  13. I have never had luck with either plant, right now I have three Hollyhocks that I planted last fall which have survived a very mild winter so I am crossing my fingers and hoping they flower. Maybe I should knock on wood, throw salt over my shoulder, ….. The biennial I have the best luck with is Lunaria annua (money plant).


  14. I have never had luck with either plant, right now I have three Hollyhocks that I planted last fall which have survived a very mild winter so I am crossing my fingers and hoping they flower. Maybe I should knock on wood, throw salt over my shoulder, ….. The biennial I have the best luck with is Lunaria annua (money plant).


  15. I have had fairly decent success–or is it luck? with foxgloves in my wildflower garden, which I neglect, for the most part. I am in northern Virginia, in a rural area. But I have to say, some years are better than others, not sure why. Since I have deer and other varmints, I try to stick with native plants.

  16. I had to do a double-take when I saw that you were talking about foxgloves being hard to grow.

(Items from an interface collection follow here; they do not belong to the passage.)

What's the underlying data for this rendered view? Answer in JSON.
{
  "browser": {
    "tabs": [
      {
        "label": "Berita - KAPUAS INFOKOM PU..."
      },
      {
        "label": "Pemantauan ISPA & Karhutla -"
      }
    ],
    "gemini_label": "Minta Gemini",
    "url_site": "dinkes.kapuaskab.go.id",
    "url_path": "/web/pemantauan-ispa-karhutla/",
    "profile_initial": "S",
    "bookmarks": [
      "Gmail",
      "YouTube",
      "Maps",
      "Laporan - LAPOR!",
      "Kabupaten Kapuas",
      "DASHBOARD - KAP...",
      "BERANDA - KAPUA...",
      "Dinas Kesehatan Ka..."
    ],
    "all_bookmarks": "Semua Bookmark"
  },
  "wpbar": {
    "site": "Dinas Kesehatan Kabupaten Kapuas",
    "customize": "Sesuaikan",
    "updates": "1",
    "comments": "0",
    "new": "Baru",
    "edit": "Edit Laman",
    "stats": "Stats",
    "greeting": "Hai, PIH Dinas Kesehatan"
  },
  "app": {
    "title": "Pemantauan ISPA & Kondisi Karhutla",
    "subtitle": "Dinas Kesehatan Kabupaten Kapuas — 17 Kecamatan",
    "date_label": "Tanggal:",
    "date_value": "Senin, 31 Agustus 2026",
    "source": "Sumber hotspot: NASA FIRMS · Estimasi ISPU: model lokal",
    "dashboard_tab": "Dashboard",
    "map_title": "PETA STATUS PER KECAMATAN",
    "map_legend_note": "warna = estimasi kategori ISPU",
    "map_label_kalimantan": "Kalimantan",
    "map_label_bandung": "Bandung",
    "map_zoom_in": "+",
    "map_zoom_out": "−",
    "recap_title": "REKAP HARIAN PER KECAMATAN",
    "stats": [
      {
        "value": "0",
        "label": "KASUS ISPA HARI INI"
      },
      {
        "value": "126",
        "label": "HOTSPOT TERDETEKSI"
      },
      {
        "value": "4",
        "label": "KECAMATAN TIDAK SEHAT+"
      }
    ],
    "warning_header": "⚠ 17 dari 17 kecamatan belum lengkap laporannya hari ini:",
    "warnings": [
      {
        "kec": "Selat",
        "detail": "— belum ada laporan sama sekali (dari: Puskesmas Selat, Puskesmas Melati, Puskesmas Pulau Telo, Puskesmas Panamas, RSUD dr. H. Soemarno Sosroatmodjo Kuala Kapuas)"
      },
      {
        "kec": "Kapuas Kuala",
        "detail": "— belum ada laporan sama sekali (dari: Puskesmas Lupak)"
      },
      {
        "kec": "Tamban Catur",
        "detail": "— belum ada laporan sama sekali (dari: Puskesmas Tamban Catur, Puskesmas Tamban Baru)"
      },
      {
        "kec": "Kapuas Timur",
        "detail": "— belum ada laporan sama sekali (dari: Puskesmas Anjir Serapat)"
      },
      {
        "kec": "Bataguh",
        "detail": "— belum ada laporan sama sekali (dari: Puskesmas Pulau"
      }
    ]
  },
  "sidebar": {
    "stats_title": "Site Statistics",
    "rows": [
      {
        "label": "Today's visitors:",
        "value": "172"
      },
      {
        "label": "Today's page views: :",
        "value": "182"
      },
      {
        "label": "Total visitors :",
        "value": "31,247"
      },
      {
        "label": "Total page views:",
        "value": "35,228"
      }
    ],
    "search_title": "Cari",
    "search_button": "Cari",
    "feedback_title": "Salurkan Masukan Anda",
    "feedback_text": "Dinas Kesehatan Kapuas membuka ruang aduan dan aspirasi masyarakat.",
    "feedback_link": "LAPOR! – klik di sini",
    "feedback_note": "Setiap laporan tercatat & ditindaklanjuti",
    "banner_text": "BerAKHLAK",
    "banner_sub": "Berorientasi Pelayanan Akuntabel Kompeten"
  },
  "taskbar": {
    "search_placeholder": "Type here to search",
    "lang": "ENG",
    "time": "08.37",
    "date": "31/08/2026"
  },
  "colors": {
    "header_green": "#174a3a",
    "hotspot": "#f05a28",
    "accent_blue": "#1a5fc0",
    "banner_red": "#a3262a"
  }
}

Since the first plant that I bought at Agway bloomed and spread seed, I have never been without foxgloves. Never planted another plant either.

    Ok, I did plant another one, but of a different color – that too has reseeded and given me several generations.

    However, I have problems growing other plants that people say are easy and carefree, so I can understand your frustration.

  17. The only way I was ever able to get Foxgloves to reseed (never a routine experience) was to grow them in poor gravely soil and keep the fallen leaves and mulch off of them. They liked being completely exposed to winter light. Wet winters will do them in, but usually a few of them come back.

  18. I can’t grow foxglove either! Hollyhocks and Canterbury Bells, on the other hand, are a piece of cake. Unfortunately, the hollyhocks always get rust and the Caterbury Bells look really ugly and take up too much space after they finish blooming and are busily making seeds.

  19. Hollyhocks have reseeded themselves where I want and where I do not want – so I often dig and share those along with the abundant seeds. I’d say for the winter-rot you need better drainage for where you plant them – they are not picky about soil – growing for me in harsh clay, but I have set them pretty high and along a fence line for easy support.

  20. A neighbor in North Salem, New York, gave me a “daughter” hollyhock last fall from her large plant after I admired her beautiful plant. It wintered over and now is a large mound of vigorous green leaves. It has full sun and lots of composted soil. I don’t know if it will bloom, but it is beautiful just all leafed out. My neighbor is a master gardener, so I have some well-founded, I think, hopes for this plant. I am a former Southern California gardener, so I am enthralled by perennials and now a biennial. I have my fingers crossed!

Comments are closed.